Congressmen Tim Bishop and Peter King introduced a plan Friday they
say will protect the health of the Long Island Sound by guarding against
pollutants and improving overall water quality.
The Long Island
Sound Improvement Act of 2010, which the two Long Island Congressmen
said they will introduce in the House Monday, renews and expands the
Long Island Sound Study.
The legislation authorizes the
continuation of $40 million toward improving the health of the Sound
while securing an additional $125 million in 2011 and $250 million each
year through 2015. The funds are designated for wastewater
infrastructure repair, construction, and upgrades. The upgrades will
include stormwater systems, and low impact design technology and
“We simply need it,” Mr. Bishop (D-Southampton) said.
“It is not a burden local governments can carry.”
Legislator Edward Romaine, whose district runs from Orient Point to
Wading River along the Long Island Sound, welcomed the renewal and

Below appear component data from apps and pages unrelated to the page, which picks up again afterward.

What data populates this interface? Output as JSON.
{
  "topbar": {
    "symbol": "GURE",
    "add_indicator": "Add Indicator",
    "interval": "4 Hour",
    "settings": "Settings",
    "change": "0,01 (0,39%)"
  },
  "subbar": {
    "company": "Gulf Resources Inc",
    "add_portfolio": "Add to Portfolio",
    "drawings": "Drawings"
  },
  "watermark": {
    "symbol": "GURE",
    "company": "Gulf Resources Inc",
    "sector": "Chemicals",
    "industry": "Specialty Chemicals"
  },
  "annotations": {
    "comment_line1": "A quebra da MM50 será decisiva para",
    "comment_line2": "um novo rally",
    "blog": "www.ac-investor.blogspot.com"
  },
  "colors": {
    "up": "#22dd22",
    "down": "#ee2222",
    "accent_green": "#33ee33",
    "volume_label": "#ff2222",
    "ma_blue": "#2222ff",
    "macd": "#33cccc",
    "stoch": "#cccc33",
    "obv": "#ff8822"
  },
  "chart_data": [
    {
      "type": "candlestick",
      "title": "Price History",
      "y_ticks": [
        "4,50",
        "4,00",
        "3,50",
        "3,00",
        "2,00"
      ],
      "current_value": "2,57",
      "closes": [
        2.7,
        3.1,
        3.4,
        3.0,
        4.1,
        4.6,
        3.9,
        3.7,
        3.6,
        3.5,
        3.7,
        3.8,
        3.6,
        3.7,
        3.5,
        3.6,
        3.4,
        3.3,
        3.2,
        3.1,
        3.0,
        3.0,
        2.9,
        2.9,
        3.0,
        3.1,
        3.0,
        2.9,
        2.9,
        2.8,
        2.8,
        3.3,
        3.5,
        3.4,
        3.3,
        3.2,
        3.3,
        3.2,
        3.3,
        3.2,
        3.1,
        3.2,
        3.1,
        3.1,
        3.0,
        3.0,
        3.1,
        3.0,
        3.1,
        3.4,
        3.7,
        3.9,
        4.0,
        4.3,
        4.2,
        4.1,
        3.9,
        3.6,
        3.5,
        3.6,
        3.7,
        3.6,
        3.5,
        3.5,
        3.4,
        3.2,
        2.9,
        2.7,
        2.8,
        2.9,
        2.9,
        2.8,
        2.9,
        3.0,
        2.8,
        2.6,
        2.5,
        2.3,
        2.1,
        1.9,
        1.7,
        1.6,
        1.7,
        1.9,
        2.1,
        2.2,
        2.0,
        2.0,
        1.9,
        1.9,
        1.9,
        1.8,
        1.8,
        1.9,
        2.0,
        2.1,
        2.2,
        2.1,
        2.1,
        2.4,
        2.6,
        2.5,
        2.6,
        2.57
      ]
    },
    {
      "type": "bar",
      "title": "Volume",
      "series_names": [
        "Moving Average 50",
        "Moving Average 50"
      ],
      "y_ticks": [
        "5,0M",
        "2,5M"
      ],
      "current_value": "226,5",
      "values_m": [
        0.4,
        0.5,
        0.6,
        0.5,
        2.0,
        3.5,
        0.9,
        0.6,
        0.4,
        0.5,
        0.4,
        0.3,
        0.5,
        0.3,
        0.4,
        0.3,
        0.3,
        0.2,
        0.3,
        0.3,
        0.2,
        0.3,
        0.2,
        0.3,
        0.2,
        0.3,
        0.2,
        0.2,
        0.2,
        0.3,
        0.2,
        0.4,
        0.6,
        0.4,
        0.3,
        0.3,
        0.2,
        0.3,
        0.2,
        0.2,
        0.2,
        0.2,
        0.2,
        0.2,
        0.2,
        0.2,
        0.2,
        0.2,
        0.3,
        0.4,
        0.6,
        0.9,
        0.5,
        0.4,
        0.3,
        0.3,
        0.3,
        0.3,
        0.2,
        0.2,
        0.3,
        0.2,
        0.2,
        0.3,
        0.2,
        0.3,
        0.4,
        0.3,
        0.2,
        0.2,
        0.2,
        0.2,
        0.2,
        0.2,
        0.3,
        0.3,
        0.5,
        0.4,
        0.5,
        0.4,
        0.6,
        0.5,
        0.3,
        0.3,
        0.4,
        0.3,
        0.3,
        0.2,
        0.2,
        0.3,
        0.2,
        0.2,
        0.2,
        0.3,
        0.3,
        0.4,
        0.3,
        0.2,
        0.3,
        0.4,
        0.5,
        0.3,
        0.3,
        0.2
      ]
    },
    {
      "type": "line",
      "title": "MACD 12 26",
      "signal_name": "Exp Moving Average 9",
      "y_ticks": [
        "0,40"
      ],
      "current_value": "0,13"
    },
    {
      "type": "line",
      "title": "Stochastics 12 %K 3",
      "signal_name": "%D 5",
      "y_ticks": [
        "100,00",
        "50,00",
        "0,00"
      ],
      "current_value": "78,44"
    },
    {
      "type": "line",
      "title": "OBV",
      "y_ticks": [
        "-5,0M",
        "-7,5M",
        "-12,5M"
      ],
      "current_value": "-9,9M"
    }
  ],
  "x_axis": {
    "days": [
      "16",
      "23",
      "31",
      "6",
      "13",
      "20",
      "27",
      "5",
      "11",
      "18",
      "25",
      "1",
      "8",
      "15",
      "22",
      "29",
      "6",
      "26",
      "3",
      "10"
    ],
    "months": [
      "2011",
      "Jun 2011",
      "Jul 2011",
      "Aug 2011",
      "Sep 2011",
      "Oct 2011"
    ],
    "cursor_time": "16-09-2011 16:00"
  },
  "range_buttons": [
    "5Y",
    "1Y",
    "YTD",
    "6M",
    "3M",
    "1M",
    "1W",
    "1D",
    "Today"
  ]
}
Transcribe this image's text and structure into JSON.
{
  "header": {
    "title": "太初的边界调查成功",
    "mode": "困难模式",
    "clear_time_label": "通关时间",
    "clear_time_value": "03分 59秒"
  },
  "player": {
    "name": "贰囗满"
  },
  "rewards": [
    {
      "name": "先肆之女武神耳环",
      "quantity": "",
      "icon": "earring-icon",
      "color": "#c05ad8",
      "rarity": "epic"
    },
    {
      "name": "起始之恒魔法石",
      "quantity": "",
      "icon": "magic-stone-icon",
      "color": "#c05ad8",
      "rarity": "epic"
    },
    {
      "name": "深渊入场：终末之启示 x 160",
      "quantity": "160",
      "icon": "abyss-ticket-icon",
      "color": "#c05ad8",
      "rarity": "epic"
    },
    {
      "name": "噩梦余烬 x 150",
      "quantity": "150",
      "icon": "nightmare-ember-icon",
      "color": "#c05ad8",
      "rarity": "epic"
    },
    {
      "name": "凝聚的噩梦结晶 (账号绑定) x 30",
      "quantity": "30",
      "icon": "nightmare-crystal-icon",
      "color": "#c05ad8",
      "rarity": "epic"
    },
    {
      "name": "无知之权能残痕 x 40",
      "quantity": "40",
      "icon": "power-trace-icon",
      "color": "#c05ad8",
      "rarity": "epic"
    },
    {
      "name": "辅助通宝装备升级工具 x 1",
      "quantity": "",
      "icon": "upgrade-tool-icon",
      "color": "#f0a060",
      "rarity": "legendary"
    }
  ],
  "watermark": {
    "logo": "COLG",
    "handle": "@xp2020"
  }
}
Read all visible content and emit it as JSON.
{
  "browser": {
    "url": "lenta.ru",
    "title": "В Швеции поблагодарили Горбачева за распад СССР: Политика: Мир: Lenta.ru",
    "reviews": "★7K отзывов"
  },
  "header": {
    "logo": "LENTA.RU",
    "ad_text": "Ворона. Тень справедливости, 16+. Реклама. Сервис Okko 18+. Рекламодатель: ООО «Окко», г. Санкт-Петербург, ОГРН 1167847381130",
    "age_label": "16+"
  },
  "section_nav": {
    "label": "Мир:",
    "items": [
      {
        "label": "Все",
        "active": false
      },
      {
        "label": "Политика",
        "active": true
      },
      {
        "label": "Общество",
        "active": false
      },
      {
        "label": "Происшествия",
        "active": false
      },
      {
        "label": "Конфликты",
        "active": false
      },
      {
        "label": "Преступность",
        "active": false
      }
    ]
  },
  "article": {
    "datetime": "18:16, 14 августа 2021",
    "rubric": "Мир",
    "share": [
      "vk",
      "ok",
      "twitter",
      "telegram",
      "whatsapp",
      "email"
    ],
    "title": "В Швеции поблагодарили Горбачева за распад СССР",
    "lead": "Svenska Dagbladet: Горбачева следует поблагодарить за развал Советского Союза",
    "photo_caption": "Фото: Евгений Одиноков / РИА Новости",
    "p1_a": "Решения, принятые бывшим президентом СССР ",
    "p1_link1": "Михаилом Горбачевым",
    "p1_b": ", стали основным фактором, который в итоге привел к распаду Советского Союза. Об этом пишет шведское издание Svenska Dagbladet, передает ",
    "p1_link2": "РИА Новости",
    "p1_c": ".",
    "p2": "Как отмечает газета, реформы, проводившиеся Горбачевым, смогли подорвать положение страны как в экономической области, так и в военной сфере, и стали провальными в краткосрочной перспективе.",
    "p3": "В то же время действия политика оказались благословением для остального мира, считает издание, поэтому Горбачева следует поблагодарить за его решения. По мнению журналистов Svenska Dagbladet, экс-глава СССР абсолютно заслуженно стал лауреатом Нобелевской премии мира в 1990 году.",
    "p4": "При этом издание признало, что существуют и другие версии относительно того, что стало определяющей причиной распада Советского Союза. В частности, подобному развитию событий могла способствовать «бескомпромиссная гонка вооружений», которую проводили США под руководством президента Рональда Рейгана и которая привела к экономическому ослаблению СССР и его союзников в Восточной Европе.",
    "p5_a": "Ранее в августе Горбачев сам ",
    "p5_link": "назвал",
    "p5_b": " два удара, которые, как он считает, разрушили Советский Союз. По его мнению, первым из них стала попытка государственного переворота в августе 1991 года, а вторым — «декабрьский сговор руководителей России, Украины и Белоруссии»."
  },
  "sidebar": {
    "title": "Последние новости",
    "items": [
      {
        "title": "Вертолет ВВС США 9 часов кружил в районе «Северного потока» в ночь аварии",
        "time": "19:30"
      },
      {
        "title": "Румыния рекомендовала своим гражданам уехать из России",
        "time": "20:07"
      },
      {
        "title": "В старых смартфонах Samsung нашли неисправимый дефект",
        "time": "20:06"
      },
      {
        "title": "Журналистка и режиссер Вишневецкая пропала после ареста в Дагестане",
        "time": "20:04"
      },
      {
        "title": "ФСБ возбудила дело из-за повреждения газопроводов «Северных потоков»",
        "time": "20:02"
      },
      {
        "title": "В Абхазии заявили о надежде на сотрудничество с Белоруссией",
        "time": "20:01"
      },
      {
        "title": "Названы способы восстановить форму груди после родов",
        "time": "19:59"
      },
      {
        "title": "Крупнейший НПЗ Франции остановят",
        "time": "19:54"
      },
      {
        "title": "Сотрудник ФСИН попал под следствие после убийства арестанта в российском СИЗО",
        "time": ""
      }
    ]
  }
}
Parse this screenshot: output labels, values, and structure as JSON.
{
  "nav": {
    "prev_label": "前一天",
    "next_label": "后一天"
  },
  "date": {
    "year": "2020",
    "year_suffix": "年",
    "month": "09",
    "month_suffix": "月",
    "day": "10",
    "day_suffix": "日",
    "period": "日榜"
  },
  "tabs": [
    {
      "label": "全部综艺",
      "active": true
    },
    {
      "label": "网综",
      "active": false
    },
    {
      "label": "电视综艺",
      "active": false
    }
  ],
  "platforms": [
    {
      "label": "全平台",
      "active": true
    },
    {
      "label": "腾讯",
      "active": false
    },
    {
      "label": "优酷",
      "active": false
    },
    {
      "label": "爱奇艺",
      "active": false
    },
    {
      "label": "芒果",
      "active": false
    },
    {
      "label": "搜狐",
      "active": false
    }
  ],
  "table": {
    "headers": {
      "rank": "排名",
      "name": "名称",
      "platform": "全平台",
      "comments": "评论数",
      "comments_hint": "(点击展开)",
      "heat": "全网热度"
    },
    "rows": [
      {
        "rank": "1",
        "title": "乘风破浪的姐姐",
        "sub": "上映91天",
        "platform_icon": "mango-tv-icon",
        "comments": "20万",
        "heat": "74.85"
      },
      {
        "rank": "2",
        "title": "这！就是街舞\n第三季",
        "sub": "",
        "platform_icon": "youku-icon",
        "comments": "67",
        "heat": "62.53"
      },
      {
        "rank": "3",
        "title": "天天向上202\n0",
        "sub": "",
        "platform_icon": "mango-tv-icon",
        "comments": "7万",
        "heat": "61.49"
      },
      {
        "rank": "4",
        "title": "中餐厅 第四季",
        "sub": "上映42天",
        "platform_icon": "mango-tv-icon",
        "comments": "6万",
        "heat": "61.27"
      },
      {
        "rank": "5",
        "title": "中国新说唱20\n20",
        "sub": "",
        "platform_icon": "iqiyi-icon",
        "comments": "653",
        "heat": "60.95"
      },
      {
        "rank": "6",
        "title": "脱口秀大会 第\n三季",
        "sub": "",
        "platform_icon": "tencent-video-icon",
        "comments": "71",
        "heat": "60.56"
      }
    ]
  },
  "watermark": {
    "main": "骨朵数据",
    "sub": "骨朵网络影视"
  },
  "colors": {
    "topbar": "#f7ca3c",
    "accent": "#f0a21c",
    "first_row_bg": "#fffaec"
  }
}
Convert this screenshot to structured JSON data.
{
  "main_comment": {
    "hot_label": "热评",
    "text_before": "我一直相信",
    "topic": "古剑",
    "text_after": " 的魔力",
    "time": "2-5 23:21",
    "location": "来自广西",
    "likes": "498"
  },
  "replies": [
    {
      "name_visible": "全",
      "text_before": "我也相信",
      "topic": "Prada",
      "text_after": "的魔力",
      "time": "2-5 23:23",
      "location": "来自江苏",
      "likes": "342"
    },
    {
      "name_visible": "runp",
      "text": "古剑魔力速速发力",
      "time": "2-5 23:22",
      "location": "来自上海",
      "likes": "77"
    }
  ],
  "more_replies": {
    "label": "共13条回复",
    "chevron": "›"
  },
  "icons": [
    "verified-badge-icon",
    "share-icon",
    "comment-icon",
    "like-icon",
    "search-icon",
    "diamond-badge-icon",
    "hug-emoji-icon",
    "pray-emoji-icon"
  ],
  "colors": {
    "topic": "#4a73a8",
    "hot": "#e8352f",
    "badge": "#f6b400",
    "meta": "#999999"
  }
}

“We need to work to make the sound, which has become a
dump, pristine again,” Mr. Romaine said. “It’s something that has become
Other aspects of the legislation include increasing
accountability by requiring the Long Island Sound Program to be
evaluated every two years for its effectiveness and extending its
footprint through the whole watershed that drains into Long Island Sound
— parts of New York, Connecticut, Rhode Island, Massacusetts, Vermont
and New Hampshire.
The legislation will also require local
governments in urbanized areas within the Long Island Sound watershed
that discharge stormwater through a storm sewer system to comply with
stricter provisions. The legislation will also direct the Environmental
Protection Agency to develop new regulations for municipalities seeking
permits to install stormwater drainage systems.